Uhm gears … There’s lots of options when it comes to gearing a mountain bike, from 1 to 30, just about anything’s possible. Although I’ve built, owned, ridden and enjoyed bikes with every type of gearing, the choice in this case came down to 1 x 10 or 2 x something. Both have positive attributes and it goes without saying, they both have negative ones too. Usually, I’d make a decision about something like this in the time it takes me to drink a cup of tea but not this time. I knew that if I made the wrong choice, it might taint my opinion of the bike. I also knew that this was meant to be a bike to ‘broarden my horizons’ and allow me to ride all those previously unrideable bits and it was that thought that finally swung my decision. Experience tells me that if I can’t ride something with 22 x 34 at my disposal, then I’ll probably be better served by walking, so the bike is adorned with an almost retro 9 speed set-up with 22/32 up front and a complimentary 11/34 bringing up the rear.
It’s fair to say that the build is a fairly basic one, there’s nothing exotic or expensive in there. Whatever is there found a home either because it was cheap or because I already had it languishing in the workshop, so I was a little surprised to discover that the finished article tips the scales at 30.5lb up and dressed. Okay, so that’s not exactly light for a mountain bike but when you consider the tyres alone weigh over 5.5lb I think it’s quite reasonable and obviously means there’s scope to reduce it further without things getting too out of hand.
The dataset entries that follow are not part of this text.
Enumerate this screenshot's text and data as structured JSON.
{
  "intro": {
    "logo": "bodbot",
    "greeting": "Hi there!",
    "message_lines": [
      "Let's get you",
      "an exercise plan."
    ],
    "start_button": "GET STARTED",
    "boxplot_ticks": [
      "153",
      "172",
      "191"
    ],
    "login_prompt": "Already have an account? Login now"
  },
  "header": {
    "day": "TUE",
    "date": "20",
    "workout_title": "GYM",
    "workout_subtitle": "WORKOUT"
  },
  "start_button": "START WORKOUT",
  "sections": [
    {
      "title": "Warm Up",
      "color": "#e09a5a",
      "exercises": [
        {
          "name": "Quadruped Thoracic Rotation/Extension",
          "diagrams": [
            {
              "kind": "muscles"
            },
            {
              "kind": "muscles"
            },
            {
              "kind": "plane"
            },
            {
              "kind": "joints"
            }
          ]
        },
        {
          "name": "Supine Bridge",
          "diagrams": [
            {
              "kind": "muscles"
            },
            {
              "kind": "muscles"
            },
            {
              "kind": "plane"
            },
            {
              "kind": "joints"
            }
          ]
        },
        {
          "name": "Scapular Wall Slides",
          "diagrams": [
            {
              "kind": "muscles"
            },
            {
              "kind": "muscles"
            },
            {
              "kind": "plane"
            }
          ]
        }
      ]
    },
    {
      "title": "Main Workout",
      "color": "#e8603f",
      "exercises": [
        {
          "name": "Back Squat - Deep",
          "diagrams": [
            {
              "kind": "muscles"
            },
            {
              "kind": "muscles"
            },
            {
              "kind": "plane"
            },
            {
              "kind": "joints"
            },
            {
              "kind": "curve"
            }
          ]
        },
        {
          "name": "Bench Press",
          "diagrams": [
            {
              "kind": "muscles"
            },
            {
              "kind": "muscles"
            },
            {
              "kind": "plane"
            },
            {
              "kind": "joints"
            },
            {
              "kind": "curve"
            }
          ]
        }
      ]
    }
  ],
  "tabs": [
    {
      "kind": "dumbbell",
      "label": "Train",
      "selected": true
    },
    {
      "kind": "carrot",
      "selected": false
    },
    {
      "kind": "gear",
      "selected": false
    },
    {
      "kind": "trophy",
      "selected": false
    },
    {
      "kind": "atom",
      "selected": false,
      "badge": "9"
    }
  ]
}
What next? … There’s only really one answer to that question – ride it, then ride it some more. Take it to the trails I know well and see how it compares to bikes I know well. Discover whether it really can float across those tracks that have others hub deep in gloop and lets not forget what I’m told is the most important trait of a fat bike … its ability to make you smile.